CBS is asking consumer electronics manufacturers to pay for the cost of producing HDTV programming. That’s what industry sources were whispering about in the hallways of NAB ’99 in Las Vegas.

Responding to complaints from set makers that they need more widescreen, high-definition programming to spur sales of expensive HDTV sets, CBS is looking for a sponsorship deal where set-makers would pay for the cost of transferring prime-time film content to HDTV in exchange for sponsorship identification, industry sources say.

A broadcast source said the sponsorship identification might come in the form of a logo insert at the top of the HDTV picture, such as “CBS in HDTV brought to you by Panasonic.” In exchange, the manufacturer would pay for high-definition transfer and mastering costs, which run roughly $15,000 per hour, sources say.

CBS has declined to comment on the matter, indicating only that it will make HDTV-related announcements in its up-front presentation to advertisers on May 19. But Jim Goodmon, president of Capitol Broadcasting and its CBS digital affiliate WRAL-HD Raleigh, had heard about the sponsorship deal. He added that his digital station is already running free promotions for set manufacturers to drive sales in the Raleigh market.

Panasonic Broadcast president Warren Allgyer also intimated such a scenario at Panasonic’s NAB ’99 press conference in Las Vegas, saying that Panasonic “is pursuing sponsorships for the development and broadcast of HDTV programming.”

“Look for more exciting developments in the near future,” said Allgyer in his remarks. “We want to try to help broadcasters create compelling programs.” When the exact scenario of a logo insert bearing Panasonic’s name in a CBS HDTV program was presented to Allgyer afterward, he said “that sounds sensible. I know that offer was out there.” Allgyer didn’t indicate that such a deal had been reached between Panasonic and CBS. Instead, he said that “those kind of opportunities will drive the penetration of DTV sets” in the future.

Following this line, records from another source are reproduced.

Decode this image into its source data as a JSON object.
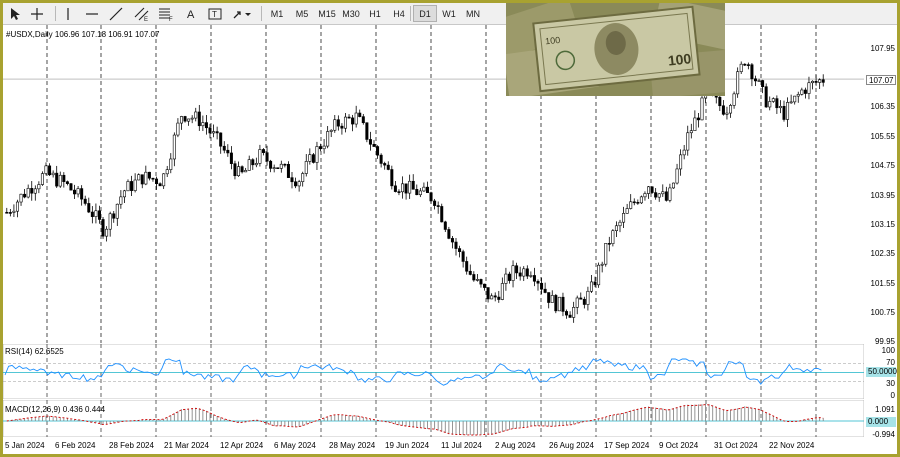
{
  "toolbar": {
    "timeframes": [
      "M1",
      "M5",
      "M15",
      "M30",
      "H1",
      "H4",
      "D1",
      "W1",
      "MN"
    ],
    "active_timeframe": "D1"
  },
  "chart": {
    "title": "#USDX,Daily  106.96 107.18 106.91 107.07",
    "current_price": "107.07",
    "price_labels": [
      "107.95",
      "106.35",
      "105.55",
      "104.75",
      "103.95",
      "103.15",
      "102.35",
      "101.55",
      "100.75",
      "99.95"
    ],
    "date_labels": [
      "5 Jan 2024",
      "6 Feb 2024",
      "28 Feb 2024",
      "21 Mar 2024",
      "12 Apr 2024",
      "6 May 2024",
      "28 May 2024",
      "19 Jun 2024",
      "11 Jul 2024",
      "2 Aug 2024",
      "26 Aug 2024",
      "17 Sep 2024",
      "9 Oct 2024",
      "31 Oct 2024",
      "22 Nov 2024"
    ]
  },
  "rsi": {
    "title": "RSI(14) 62.6525",
    "levels": [
      "100",
      "70",
      "30",
      "0"
    ],
    "current_tag": "50.0000"
  },
  "macd": {
    "title": "MACD(12,26,9) 0.436 0.444",
    "labels": [
      "1.091",
      "-0.994"
    ],
    "current_tag": "0.000"
  },
  "colors": {
    "frame": "#a8a230",
    "candle": "#000000",
    "rsi_line": "#1e90ff",
    "macd_signal": "#d00000",
    "current_price_bg": "#ffffff",
    "tag_bg": "#a6e3e8"
  },
  "chart_data": {
    "type": "candlestick",
    "symbol": "#USDX",
    "timeframe": "Daily",
    "ylim": [
      99.6,
      108.6
    ],
    "series": [
      {
        "name": "close",
        "values": [
          103.3,
          103.9,
          104.4,
          104.1,
          103.6,
          102.8,
          103.9,
          104.3,
          104.2,
          106.1,
          105.9,
          105.2,
          104.3,
          104.9,
          104.6,
          104.2,
          105.1,
          105.8,
          106.0,
          105.0,
          104.1,
          103.9,
          103.7,
          102.4,
          101.4,
          100.8,
          101.6,
          101.7,
          100.8,
          100.5,
          101.0,
          102.5,
          103.4,
          104.1,
          103.6,
          105.4,
          106.6,
          106.2,
          107.7,
          106.5,
          106.1,
          106.8,
          107.07
        ]
      }
    ]
  }
}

Philips has also been approached about a high-definition sponsorship deal with CBS, according to Jeff Rosica, VP/general manager of Philips Digital Video Systems’ North American sales organization. “They’ve come to us,” said Rosica. “They’ve come to all the manufacturers.”

Additionally, executives with Samsung, Sharp and Toshiba acknowledged being approached by CBS about underwriting HDTV conversion costs, but all said their companies continue to study the proposal and have not reached any decisions.

According to CEMA, the proposal could help to invigorate DTV adoption.

“Our feeling is that content is what drives the next stage of the transition,” said a CEMA spokesperson. “Anything manufacturers can do to help the process along, we support.”

In a related announcement, CEMA said the focus of its next DTV Summit, which is slated to run with Digital Hollywood September 28 in Los Angeles, will focus on content.